Tuesday, March 13, 2012

New before/after: "The Emerald City"

Today's before/after is J.A. Beard's "The Emerald City," an urban fantasy story set in Seattle and loosely based on "The Wizard of Oz."

In this loose re-imagining of the Wizard of Oz, Kansas teen Gail Dorjee has tried to escape from the pain of her parents' death by retreating into a hard shell of anger and sarcasm.

When her aunt and uncle ship her off to an elite Seattle boarding school, Osland Academy, she spends her first day making enemies, including the school's most powerful clique, the Winged, and their leader, the ruthless Diana.

Social war and the school's uptight teachers are only mild annoyances. Mysterious phone outages, bizarre behavioral blocks, and strange incidents suggest Osland is focused on something much more sinister than education.

Now Gail has to survive at Osland with a pretty pathetic assortment of potential allies: her airhead roommate, a cowardly victim of the Winged, and maybe, just maybe, Diana's cold but handsome boyfriend, Nick.

When her parents die, teenager Gail Dorjee retreats into an angry, sarcastic shell. She hopes it will ease her pain, but all it gets her is a one-way trip from Kansas to a Seattle boarding school, the elite Osland Academy.

As soon as she arrives, Gail clashes with Diana, the leader of the school's most powerful clique. The Winged make Gail's life hell until she finds allies: her airhead roommate; a cowardly fellow victim of the Winged; and, bit by bit, Diana's boyfriend--the seemingly heartless Nick.

Gail soon has bigger problems than Diana. One of her teachers hates her. Glasses shatter and fountains erupt around her. She can't swear no matter how hard she tries. An unseen force is keeping her on campus. And worst of all, she uncovers a plot that will give one person a precious gift at the cost of thousands of lives. Now Gail and her friends must stop the plot--not just to save lives, but to win a brain, the nerve, a heart and a home in this modern urban fantasy take on "The Wonderful Wizard of Oz."


  1. To all considering becoming a patient, note that she doesn't just re-write the blurb, she discusses you what she's doing and how the changes strengthen the blurb. So, you're also given the skills to write better blurbs in the future.

    Think about that.

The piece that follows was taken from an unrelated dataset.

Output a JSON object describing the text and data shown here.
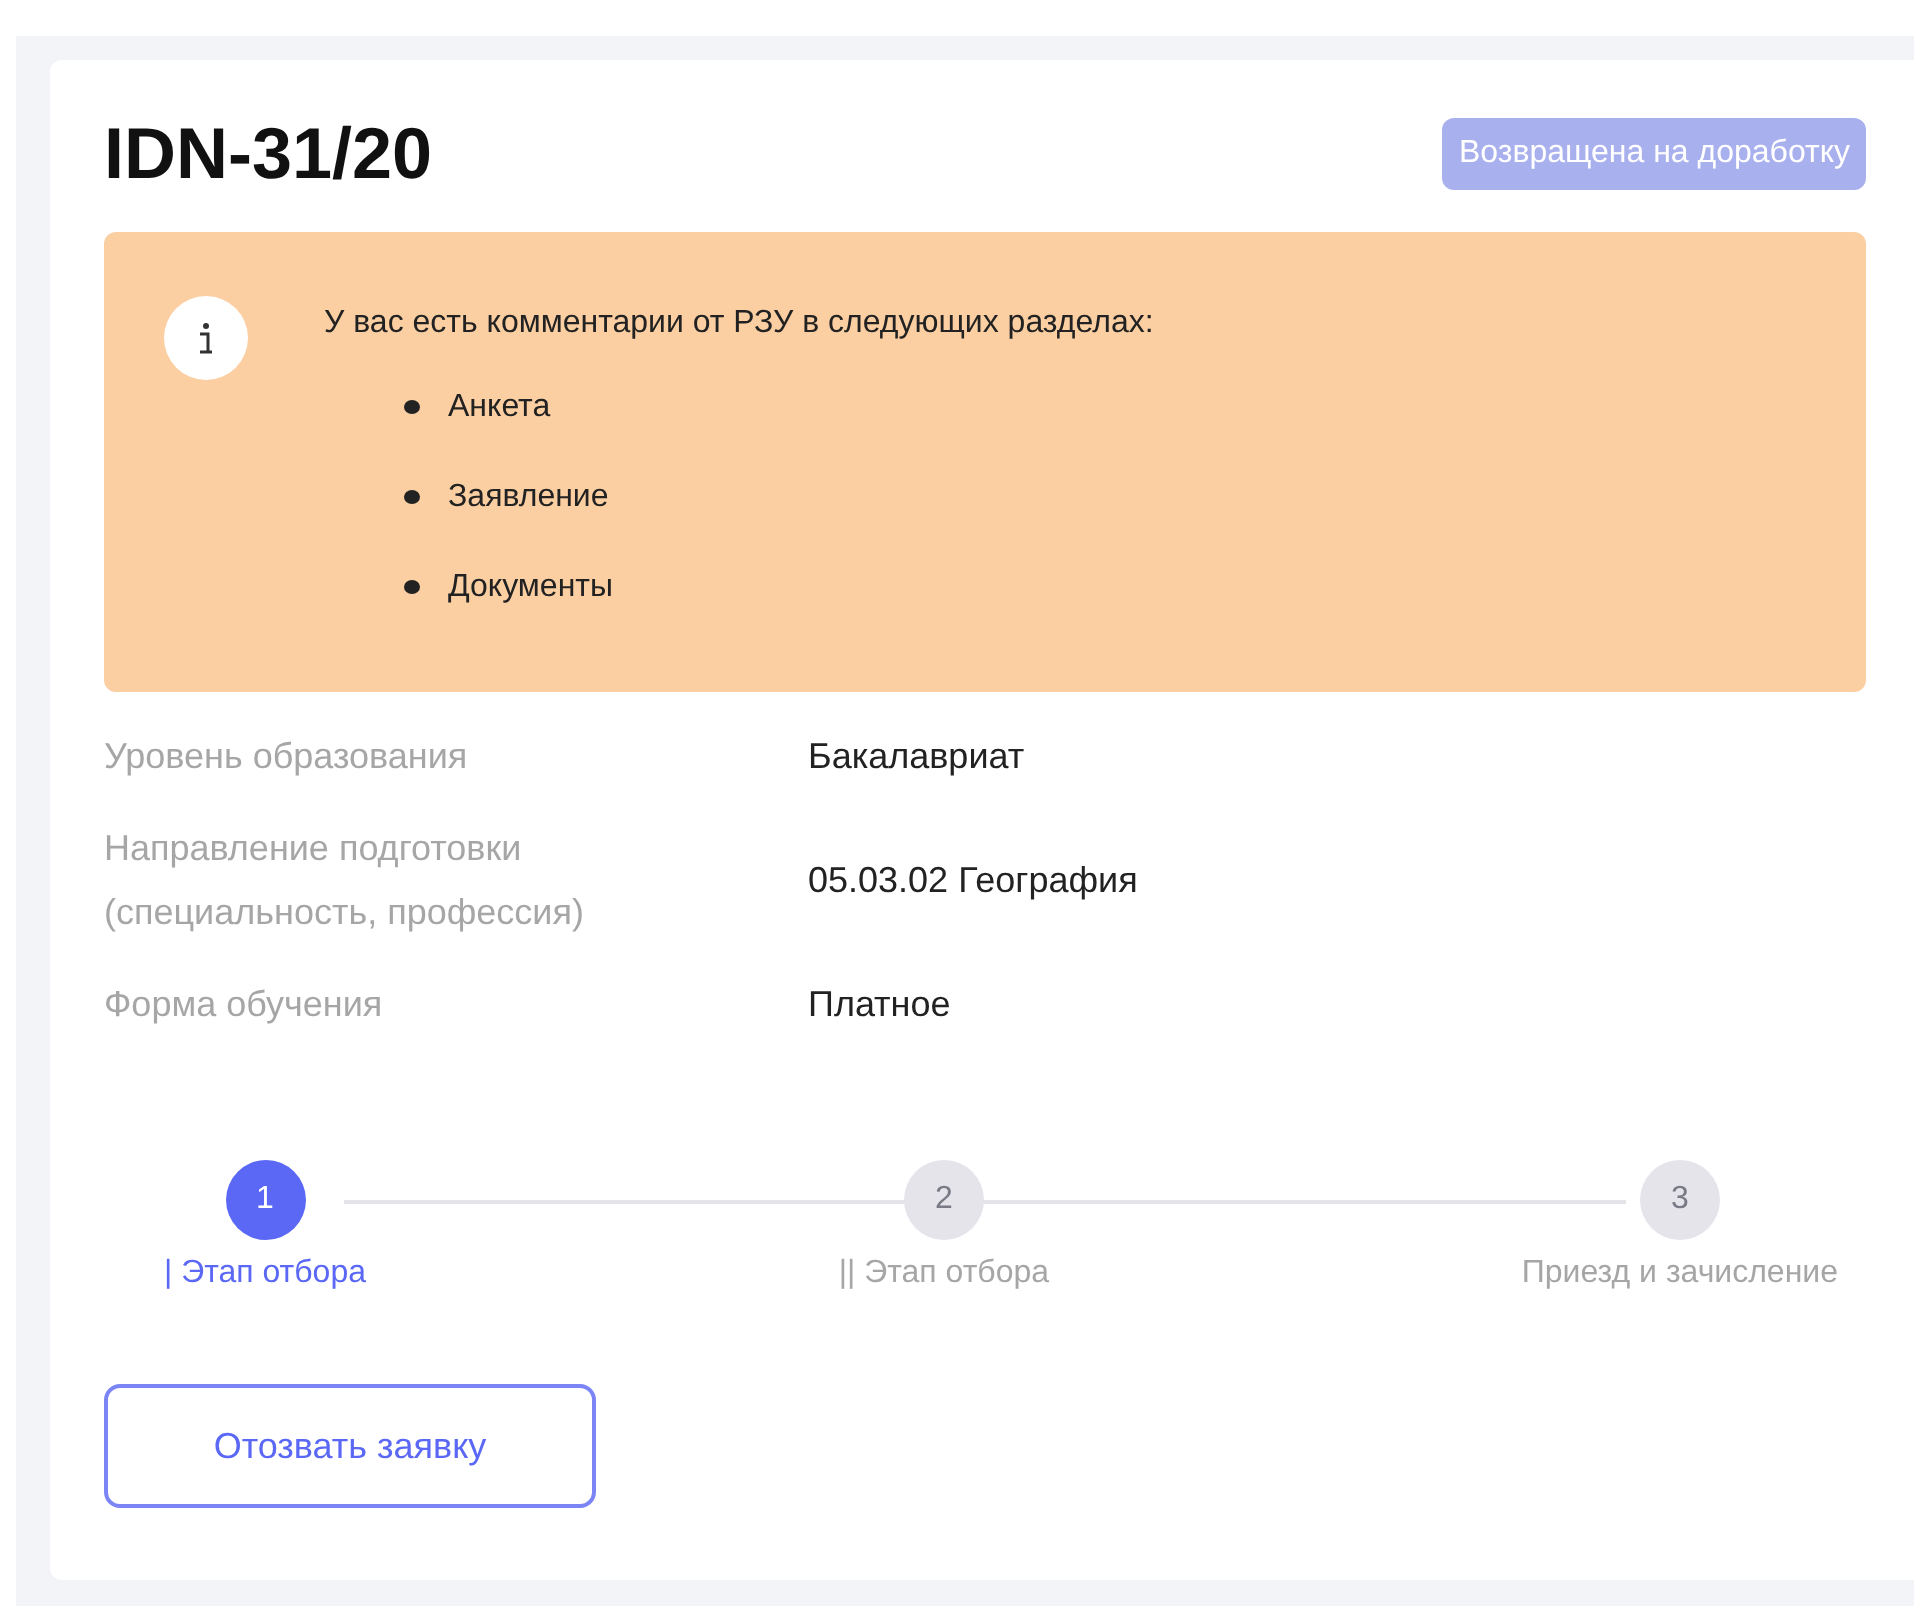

If you went to your mechanic, he wouldn't spend the time to carefully discuss how to fix your transmission yourself.

  2. Thanks, J.A.! That is actually my aim. I try to teach as well as rewrite.